◆ WHAT YOU ARE ASKED TO DO
From the records below, find each line with the string "Employee" and copy it.

Page and application data records
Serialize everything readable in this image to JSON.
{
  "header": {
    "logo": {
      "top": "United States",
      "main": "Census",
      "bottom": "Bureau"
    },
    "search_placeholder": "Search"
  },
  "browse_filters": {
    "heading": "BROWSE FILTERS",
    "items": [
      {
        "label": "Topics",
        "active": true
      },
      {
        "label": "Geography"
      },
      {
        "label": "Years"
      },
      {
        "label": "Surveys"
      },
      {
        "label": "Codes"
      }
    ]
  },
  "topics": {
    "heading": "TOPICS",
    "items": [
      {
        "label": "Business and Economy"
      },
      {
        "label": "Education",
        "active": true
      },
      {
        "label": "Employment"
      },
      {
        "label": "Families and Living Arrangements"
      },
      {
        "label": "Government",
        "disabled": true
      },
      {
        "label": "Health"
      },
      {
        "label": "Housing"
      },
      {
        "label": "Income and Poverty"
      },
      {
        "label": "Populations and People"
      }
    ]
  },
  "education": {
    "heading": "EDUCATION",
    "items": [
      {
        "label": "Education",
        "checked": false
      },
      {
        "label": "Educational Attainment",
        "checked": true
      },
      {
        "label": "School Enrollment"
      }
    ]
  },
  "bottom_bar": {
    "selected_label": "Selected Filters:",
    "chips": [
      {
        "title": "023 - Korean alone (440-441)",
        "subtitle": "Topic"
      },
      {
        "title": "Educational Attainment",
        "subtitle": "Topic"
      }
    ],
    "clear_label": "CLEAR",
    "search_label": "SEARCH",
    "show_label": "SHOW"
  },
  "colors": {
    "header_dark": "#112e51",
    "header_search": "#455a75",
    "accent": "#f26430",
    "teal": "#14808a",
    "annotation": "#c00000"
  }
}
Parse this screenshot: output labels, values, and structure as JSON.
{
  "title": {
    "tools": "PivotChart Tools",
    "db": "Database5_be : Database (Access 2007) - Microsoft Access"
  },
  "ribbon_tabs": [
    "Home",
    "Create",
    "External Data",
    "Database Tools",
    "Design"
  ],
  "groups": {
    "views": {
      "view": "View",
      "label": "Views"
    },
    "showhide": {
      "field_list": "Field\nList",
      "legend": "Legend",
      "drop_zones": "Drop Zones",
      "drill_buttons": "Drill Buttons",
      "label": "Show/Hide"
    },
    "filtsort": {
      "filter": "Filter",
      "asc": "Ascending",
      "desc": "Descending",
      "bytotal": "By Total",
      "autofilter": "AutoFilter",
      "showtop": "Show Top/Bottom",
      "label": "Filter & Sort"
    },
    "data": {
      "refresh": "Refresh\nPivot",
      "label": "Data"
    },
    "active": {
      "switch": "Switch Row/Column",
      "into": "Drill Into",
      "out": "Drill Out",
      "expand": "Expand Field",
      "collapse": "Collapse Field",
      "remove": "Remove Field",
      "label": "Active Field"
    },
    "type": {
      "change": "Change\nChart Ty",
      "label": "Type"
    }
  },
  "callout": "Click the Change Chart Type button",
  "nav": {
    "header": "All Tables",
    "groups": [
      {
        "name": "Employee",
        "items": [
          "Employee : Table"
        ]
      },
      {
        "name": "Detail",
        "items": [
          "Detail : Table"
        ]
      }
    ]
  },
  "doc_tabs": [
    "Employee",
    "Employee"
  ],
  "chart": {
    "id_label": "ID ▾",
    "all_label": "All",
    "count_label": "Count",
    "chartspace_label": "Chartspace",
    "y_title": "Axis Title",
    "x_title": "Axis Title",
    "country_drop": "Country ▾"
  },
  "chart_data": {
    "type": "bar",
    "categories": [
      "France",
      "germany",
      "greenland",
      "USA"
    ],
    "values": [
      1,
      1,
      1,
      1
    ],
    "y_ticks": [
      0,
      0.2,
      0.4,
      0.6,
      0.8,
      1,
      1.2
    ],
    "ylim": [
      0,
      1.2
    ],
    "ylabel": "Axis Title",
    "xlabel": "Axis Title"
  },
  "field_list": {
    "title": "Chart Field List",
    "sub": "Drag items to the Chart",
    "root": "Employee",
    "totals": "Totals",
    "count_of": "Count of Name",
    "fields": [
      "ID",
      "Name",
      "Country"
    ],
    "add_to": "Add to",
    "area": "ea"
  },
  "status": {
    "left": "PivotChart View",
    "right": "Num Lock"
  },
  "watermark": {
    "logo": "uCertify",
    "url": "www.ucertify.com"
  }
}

◆ TASK ANSWER
        "name": "Employee",
          "Employee : Table"
    "Employee",
    "Employee"
    "root": "Employee",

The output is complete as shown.